12/01/2007 12:36 pm ET | Updated May 25, 2011

I am a Parisian Prisoner

I have been in Paris for almost a week visiting my daughter and granddaughters. The only English language television broadcast that is available in my room at my daughter's apartment is the horridly produced and very repetitious CNN.

CNN however has put together a marvelous "look" at Russia under the leadership of Vladimir Putin. It is certainly a frightening piece, and Putin makes President Bush look like a major civil libertarian, and defender of our freedoms. He is almost as scary as Vice President Cheney.

I read the following article in the New York Times a few minutes ago.

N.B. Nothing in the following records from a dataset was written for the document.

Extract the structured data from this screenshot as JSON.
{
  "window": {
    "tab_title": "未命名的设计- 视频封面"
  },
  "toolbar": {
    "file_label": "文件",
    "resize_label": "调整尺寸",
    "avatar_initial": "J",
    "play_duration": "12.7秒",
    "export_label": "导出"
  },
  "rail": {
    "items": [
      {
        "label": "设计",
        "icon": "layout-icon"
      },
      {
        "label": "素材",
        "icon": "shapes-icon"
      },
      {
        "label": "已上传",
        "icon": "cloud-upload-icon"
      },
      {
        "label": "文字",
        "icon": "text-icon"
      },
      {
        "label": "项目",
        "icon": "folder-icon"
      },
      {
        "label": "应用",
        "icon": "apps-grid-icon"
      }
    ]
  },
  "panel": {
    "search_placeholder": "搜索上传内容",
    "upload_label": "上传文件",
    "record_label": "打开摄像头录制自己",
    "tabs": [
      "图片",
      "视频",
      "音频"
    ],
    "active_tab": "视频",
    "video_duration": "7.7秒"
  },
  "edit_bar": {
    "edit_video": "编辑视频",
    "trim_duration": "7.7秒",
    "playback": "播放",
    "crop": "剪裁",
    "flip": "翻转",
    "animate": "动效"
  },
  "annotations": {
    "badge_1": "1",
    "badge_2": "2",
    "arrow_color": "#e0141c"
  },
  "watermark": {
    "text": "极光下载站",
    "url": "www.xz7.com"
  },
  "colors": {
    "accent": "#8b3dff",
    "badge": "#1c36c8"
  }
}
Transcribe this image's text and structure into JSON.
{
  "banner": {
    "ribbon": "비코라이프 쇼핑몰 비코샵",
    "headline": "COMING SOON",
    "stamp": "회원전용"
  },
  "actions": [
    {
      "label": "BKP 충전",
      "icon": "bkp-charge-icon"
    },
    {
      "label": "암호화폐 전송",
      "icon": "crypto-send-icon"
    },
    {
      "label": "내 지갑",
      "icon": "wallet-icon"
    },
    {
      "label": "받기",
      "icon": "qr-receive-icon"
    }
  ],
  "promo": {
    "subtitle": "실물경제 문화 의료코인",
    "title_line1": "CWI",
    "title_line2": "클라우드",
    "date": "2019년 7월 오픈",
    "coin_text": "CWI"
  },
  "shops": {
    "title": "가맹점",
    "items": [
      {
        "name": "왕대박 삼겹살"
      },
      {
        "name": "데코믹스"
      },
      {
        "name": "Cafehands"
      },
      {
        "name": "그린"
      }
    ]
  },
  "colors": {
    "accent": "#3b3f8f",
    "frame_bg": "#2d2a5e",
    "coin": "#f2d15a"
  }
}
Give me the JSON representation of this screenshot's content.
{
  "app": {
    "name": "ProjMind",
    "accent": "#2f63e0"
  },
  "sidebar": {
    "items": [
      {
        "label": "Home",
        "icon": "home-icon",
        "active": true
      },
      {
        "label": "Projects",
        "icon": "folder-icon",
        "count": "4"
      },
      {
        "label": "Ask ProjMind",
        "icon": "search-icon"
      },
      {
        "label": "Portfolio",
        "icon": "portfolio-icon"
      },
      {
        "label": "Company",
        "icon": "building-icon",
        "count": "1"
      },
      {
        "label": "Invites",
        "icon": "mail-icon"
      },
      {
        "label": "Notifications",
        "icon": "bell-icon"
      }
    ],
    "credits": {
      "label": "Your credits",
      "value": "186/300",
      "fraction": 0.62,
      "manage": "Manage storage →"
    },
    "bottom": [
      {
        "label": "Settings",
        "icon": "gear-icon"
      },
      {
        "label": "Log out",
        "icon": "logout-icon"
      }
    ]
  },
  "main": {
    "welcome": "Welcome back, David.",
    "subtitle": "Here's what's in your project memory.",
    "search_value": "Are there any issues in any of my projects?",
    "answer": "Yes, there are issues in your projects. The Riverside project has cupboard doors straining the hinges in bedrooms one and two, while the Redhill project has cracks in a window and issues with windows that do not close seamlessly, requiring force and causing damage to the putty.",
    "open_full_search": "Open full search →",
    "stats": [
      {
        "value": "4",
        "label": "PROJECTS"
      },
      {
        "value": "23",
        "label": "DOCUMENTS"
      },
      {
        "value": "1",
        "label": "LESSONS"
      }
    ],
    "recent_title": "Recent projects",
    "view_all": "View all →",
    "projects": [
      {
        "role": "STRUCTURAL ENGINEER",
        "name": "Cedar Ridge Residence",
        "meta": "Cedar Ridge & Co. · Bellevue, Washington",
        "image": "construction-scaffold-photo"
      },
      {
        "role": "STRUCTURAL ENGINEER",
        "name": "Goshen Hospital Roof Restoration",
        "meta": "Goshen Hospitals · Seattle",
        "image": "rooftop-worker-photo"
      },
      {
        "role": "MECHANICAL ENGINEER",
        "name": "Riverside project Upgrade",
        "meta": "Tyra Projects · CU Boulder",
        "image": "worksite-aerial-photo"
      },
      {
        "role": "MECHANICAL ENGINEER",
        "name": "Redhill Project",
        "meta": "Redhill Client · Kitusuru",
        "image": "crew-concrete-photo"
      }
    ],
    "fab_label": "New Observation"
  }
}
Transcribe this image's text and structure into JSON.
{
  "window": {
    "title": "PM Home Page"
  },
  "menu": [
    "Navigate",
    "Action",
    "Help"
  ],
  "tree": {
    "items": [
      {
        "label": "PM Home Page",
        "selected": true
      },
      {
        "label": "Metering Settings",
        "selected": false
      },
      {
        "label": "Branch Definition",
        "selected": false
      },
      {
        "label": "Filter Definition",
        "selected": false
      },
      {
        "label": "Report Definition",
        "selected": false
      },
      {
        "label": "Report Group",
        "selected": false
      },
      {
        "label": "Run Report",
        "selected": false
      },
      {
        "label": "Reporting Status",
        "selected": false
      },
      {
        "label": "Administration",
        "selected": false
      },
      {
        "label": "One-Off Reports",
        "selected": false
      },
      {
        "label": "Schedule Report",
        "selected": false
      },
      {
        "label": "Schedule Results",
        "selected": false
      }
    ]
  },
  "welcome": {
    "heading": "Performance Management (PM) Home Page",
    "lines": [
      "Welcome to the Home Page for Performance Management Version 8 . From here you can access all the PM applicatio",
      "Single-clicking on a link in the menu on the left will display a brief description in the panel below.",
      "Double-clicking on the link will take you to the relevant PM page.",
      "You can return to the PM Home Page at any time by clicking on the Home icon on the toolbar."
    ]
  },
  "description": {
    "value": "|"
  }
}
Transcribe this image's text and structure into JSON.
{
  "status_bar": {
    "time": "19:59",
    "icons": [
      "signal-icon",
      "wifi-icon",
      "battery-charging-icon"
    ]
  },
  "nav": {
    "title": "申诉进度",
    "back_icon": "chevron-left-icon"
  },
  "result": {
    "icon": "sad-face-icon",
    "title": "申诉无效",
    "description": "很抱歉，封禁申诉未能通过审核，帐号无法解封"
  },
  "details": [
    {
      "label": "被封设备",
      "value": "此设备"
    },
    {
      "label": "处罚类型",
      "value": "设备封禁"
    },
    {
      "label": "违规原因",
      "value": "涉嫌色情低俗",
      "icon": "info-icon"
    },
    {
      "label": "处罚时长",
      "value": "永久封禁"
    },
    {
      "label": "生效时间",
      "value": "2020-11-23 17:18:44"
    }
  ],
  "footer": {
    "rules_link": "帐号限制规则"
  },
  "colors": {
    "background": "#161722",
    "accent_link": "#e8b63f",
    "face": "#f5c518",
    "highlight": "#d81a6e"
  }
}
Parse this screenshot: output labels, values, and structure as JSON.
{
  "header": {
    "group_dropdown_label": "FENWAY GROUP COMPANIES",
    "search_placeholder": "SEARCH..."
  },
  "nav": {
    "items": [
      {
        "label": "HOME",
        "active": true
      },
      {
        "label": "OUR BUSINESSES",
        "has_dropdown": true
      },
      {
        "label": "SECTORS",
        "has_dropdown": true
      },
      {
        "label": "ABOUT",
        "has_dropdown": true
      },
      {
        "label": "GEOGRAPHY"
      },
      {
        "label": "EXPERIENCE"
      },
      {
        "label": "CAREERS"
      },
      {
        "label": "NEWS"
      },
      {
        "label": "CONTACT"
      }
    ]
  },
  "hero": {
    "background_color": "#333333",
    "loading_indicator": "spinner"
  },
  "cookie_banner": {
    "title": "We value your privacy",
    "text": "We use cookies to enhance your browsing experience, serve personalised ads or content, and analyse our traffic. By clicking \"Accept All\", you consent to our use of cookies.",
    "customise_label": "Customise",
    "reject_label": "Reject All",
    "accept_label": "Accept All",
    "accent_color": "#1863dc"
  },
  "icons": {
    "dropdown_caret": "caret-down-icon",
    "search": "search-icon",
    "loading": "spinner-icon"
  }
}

I have excerpted parts of it. It is in a way much more upsetting then the Putin piece on CNN. The Russians seem to behave in a certain way, and for most of the last few hundred years have been denied their personal liberties for most of that time.

Our country, prior to the Bush Presidency, purported to feature "fair, reasonable and Constitutional behavior.

When I was growing up, I was always under the impression that America behaved in a fair and reasonable manner, ergo, my upset with the following.

"Defense lawyers preparing for the war crimes trial of a 21-year-old Guantanamo detainee have been ordered by a military judge not to tell their client -- or anyone else -- the identity of witnesses against him, newly released documents show..."

"...Defense lawyers say military prosecutors have sought similar orders to keep the names of witnesses secret in other military commission cases, which have been a centerpiece of the Bush administration's policies for detainees at Guantánamo Bay, Cuba.

Some legal experts and defense lawyers said the judge's order, issued on Oct. 15 without public disclosure, underscored the gap between military commission procedures and traditional American rules that the accused has a right to a public trial and to confront the witnesses against him.

Defense lawyers say the order would hamper their ability to build an adequate defense because they cannot ask their client or anyone else about prosecution witnesses, making it difficult to test the veracity of testimony....Most witnesses in Mr. Khadr's case are expected to be military personnel who took part in a 2002 firefight in Afghanistan when an American special forces soldier, Sgt. First Class Christopher James Speer, 28, was fatally wounded. Mr. Khadr, who was 15 at the time, was badly injured."

We have been holding this man in a prison for over 5 years. The issue of his killing "one of our soldiers" during a time when we were trying to kill him and others is to me no different then our wars against Germany and Japan when their soldiers wore uniforms and tried to kill our soldiers.

The "premise" that we were at the time that this "crime" took place "the defined good guys" and anyone opposing us the "defined bad guys" escapes me.

And please PLEASE, do not say anything about 9/11.

I am not now, nor have I ever been a member of the Communist Party. I would hope that if I am ever arrested for anything including the type of event at issue that I will have the right to face my accuser as well as all witnesses.

When for even one moment you can mention our administration in the same breath with Venezuela, Afghanistan, or Russia, you can expect that we are in "deep stuff" and I expect that the stuff is not ice cream.

Bring back Edward R Murrow and have him produce, narrate, and air a television documentary about this "situation" for prime time on the CBS Television Network.

If our government can read my mail, email, listen to my phone calls, and do other stuff that I am unaware of AND try this man in this way, how long will it take for them to do it to you and me?

Bring back reasonableness.

Bring back fairness.

Bring back the Constitution. I know that it out there somewhere and perhaps the next President can find it.

Norman Horowitz